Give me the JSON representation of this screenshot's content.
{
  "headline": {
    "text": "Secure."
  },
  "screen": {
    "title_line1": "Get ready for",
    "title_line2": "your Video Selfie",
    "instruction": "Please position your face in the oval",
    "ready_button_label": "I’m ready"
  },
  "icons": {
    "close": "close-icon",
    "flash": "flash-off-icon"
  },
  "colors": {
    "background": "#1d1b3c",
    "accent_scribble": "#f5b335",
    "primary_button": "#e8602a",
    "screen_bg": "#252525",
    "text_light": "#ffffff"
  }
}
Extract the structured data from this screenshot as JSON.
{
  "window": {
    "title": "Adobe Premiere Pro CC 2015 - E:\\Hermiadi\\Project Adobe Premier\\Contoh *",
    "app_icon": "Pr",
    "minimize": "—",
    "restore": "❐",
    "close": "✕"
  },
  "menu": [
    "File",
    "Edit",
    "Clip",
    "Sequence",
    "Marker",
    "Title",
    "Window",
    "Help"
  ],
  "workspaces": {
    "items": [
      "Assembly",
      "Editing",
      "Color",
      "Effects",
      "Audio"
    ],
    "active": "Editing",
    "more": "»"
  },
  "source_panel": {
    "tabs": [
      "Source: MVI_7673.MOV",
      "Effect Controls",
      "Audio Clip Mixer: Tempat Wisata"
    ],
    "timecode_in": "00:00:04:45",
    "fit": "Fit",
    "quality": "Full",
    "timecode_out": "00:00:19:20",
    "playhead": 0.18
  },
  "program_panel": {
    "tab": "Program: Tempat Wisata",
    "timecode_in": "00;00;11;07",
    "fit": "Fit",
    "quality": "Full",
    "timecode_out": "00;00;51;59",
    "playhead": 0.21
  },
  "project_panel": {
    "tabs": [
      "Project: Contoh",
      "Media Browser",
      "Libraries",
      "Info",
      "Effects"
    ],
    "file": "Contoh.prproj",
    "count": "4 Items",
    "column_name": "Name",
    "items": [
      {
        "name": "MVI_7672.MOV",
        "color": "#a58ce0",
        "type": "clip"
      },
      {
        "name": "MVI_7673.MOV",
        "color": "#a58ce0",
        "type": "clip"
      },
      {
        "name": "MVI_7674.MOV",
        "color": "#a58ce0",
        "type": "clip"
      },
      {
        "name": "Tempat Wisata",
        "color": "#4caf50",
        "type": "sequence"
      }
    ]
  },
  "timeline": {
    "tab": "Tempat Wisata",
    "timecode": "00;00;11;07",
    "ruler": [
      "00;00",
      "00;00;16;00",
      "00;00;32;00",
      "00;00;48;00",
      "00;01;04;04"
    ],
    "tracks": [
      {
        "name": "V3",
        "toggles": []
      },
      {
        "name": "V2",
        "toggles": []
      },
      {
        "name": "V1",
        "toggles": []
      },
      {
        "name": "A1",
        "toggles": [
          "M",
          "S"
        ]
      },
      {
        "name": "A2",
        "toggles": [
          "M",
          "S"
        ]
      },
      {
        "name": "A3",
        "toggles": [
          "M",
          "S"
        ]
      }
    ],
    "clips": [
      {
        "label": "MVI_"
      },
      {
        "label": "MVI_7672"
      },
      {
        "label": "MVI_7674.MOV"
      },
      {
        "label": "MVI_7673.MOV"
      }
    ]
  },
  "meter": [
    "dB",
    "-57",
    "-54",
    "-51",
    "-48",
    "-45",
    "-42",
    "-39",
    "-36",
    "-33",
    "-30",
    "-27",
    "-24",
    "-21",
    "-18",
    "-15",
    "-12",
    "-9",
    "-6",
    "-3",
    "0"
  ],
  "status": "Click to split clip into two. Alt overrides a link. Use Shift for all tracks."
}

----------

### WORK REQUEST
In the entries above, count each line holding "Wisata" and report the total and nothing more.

### EXERCISE RESULT
4